In March, the Engineering Entrepreneurship program and Lockheed Martin co-sponsored an Arduino training workshop and hackathon competition. Open to the entire University, the hands-on workshop provided an opportunity to become familiar with this open-source electronics platform, which is based on easy-to-use hardware and software. According to the Arduino website, the boards are able to read inputs—light on a sensor, a finger on a button, or a Twitter message—and turn it into an output—activating a motor, turning on an LED, publishing something online.
Two weeks after learning how to work with the platform, 16 students formed teams to compete in a hackathon. The highlight of the event, the Lockheed Martin Challenge, tasked them with developing a sketch (program) that provided internet connectivity.
The first place winners of the challenge were Dan Schmetterling ’18 CpE and Patrick Hannagan ’19 EE whose team developed an Arduino temperature sensor. Remotely accessible via an internet connection, the sensor could be used to regulate temperatures of a greenhouse or home thermostat. Another team created a Twitter bot, which was connected to the internet and automatically sent out Tweets.
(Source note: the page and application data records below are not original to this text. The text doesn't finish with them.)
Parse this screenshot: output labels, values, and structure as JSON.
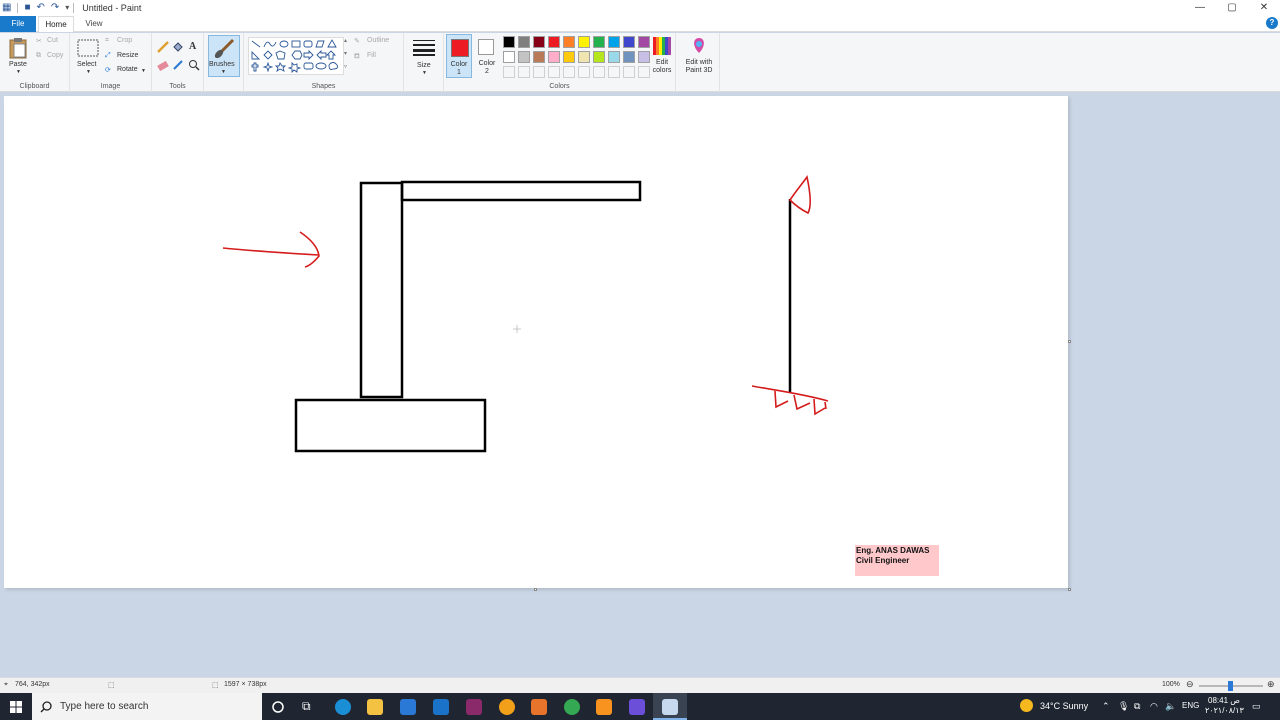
{
  "window": {
    "title": "Untitled - Paint"
  },
  "tabs": {
    "file": "File",
    "home": "Home",
    "view": "View"
  },
  "ribbon": {
    "clipboard": {
      "paste": "Paste",
      "cut": "Cut",
      "copy": "Copy",
      "label": "Clipboard"
    },
    "image": {
      "select": "Select",
      "crop": "Crop",
      "resize": "Resize",
      "rotate": "Rotate",
      "label": "Image"
    },
    "tools": {
      "label": "Tools"
    },
    "brushes": {
      "label": "Brushes"
    },
    "shapes": {
      "outline": "Outline",
      "fill": "Fill",
      "label": "Shapes"
    },
    "size": {
      "label": "Size"
    },
    "colors": {
      "color1_label": "Color 1",
      "color2_label": "Color 2",
      "edit_colors": "Edit colors",
      "group_label": "Colors",
      "color1": "#ed1c24",
      "color2": "#ffffff",
      "palette_row1": [
        "#000000",
        "#7f7f7f",
        "#880015",
        "#ed1c24",
        "#ff7f27",
        "#fff200",
        "#22b14c",
        "#00a2e8",
        "#3f48cc",
        "#a349a4"
      ],
      "palette_row2": [
        "#ffffff",
        "#c3c3c3",
        "#b97a57",
        "#ffaec9",
        "#ffc90e",
        "#efe4b0",
        "#b5e61d",
        "#99d9ea",
        "#7092be",
        "#c8bfe7"
      ]
    },
    "paint3d": {
      "label": "Edit with Paint 3D"
    }
  },
  "canvas": {
    "credit_line1": "Eng. ANAS DAWAS",
    "credit_line2": "Civil Engineer"
  },
  "statusbar": {
    "cursor_pos": "764, 342px",
    "canvas_size": "1597 × 738px",
    "zoom": "100%"
  },
  "taskbar": {
    "search_placeholder": "Type here to search",
    "weather": "34°C  Sunny",
    "language": "ENG",
    "time": "08:41 ص",
    "date": "٢٠٢١/٠٨/١٣"
  }
}
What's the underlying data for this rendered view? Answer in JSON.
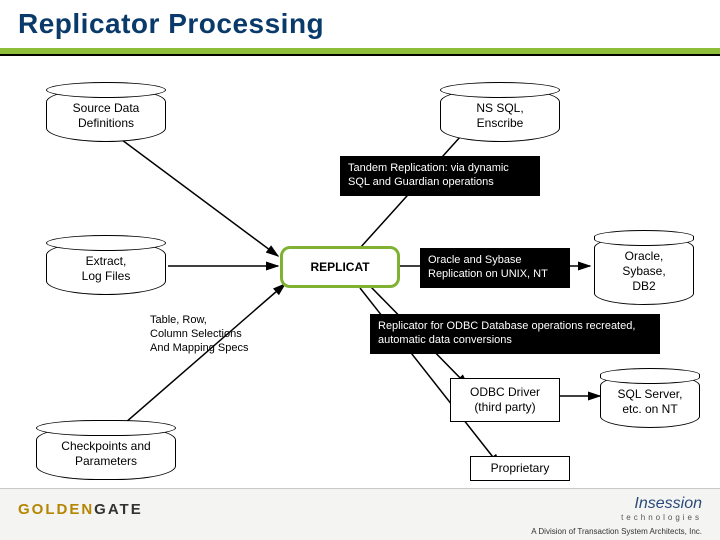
{
  "title": "Replicator Processing",
  "nodes": {
    "source_data": "Source Data\nDefinitions",
    "ns_sql": "NS SQL,\nEnscribe",
    "extract": "Extract,\nLog Files",
    "replicat": "REPLICAT",
    "oracle_sybase_db2": "Oracle,\nSybase,\nDB2",
    "checkpoints": "Checkpoints and\nParameters",
    "odbc_driver": "ODBC Driver\n(third party)",
    "sqlserver": "SQL Server,\netc. on NT",
    "proprietary": "Proprietary"
  },
  "labels": {
    "tandem": "Tandem Replication: via dynamic SQL and Guardian operations",
    "oracle_sybase_unix": "Oracle and Sybase Replication on UNIX, NT",
    "odbc_recreated": "Replicator for ODBC Database operations recreated, automatic data conversions",
    "table_row": "Table, Row,\nColumn Selections\nAnd Mapping Specs"
  },
  "footer": {
    "logo1a": "GOLDEN",
    "logo1b": "GATE",
    "logo2": "Insession",
    "logo2sub": "technologies",
    "division": "A Division of Transaction System Architects, Inc."
  }
}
Lockheed Martin chose the winner based on the creativity of the idea, as well as its business case.
Led by Engineering Entrepreneurship Director Ed Dougherty, the Arduino workshop and hackathon are presented annually.